Imaginary Lines

The artist and architect Maya Lin invited me to her current show at the Pace Gallery because, she said, latitude and longitude were "playing a major part." Of course I went -- not to the opening on April 25, but the following Tuesday afternoon, when it was possible to marvel quietly at the way Ms. Lin's imagination gave substance to the globe's lines of position. She had sculpted several of them in marble, the stuff of Earth's own heft.  These works lay low on the wooden floor of the gallery, where I walked around them and stepped over them and enjoyed being disoriented by lines realized in three dimensions. Their smooth sides give rise to hummocky top surfaces suggesting everything from mountain ranges to mid-ocean ridges or even midtown skyscrapers.

The marble ring called "Latitude New York City" looked to be an excised, miniaturized parallel of the world, joining all the places that share the "41 North" address of this metropolis, from Pennsylvania cross-country to California and over the Pacific to Japan, North Korea, China, Kyrgyzstan, Uzbekistan, Turkey, Greece, Italy, Spain, and Portugal.

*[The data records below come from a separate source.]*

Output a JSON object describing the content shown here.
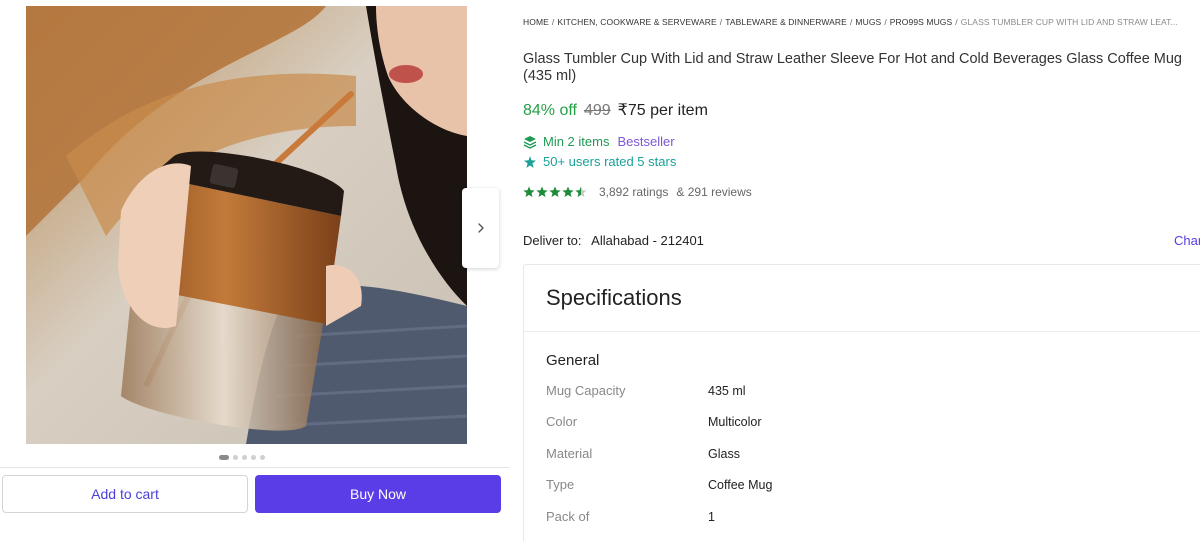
{
  "breadcrumb": {
    "items": [
      "HOME",
      "KITCHEN, COOKWARE & SERVEWARE",
      "TABLEWARE & DINNERWARE",
      "MUGS",
      "PRO99S MUGS"
    ],
    "separator": "/",
    "current": "GLASS TUMBLER CUP WITH LID AND STRAW LEAT..."
  },
  "product": {
    "title": "Glass Tumbler Cup With Lid and Straw Leather Sleeve For Hot and Cold Beverages Glass Coffee Mug (435 ml)",
    "discount": "84% off",
    "mrp": "499",
    "price": "₹75 per item",
    "min_items": "Min 2 items",
    "badge": "Bestseller",
    "rated": "50+ users rated 5 stars",
    "rating_stars": 4.5,
    "ratings_count": "3,892 ratings",
    "reviews_count": "& 291 reviews"
  },
  "delivery": {
    "label": "Deliver to:",
    "place": "Allahabad - 212401",
    "change": "Change"
  },
  "gallery": {
    "dots_total": 5,
    "active_dot": 0,
    "next_icon": "chevron-right-icon"
  },
  "actions": {
    "add_to_cart": "Add to cart",
    "buy_now": "Buy Now"
  },
  "specifications": {
    "title": "Specifications",
    "group": "General",
    "rows": [
      {
        "key": "Mug Capacity",
        "value": "435 ml"
      },
      {
        "key": "Color",
        "value": "Multicolor"
      },
      {
        "key": "Material",
        "value": "Glass"
      },
      {
        "key": "Type",
        "value": "Coffee Mug"
      },
      {
        "key": "Pack of",
        "value": "1"
      }
    ]
  },
  "colors": {
    "accent": "#5a3de6",
    "discount_green": "#23a047",
    "star_green": "#1e8a3a",
    "bestseller_purple": "#7b57d6",
    "rated_teal": "#1aa19a"
  },
  "icons": {
    "layers": "layers-icon",
    "sparkle": "sparkle-icon",
    "star": "star-icon",
    "chevron": "chevron-right-icon"
  }
}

A pair of long, narrow pieces, "74 Degrees West Longitude" and "106 Degrees East Longitude," were displayed end to end. The small gap between them kept east and west from meeting, though these particular meridians in fact intersect in Ms. Lin herself, a New Yorker with roots in China.

On the gallery walls hung several bodies of water she had rendered in flows of silver. Other waterways, including the Hudson River and the flood surge of Hurricane Sandy, took shape in assemblies of several thousand steel pins painstakingly stuck into the plaster. The seeming permanence of these installations naturally raised the question of how one might purchase such a work of art for display elsewhere. The answer: The artist or her assistants could map the positions of the pins onto another site's wall, drill all the tiny holes to hold them, and then insert them one by one.

The "Here and There" of the show's title reflects the fact that only part of the exhibition resides in New York, where it can be seen through June 22, with the rest on view at Pace in London. I wish I were going to see that part as well.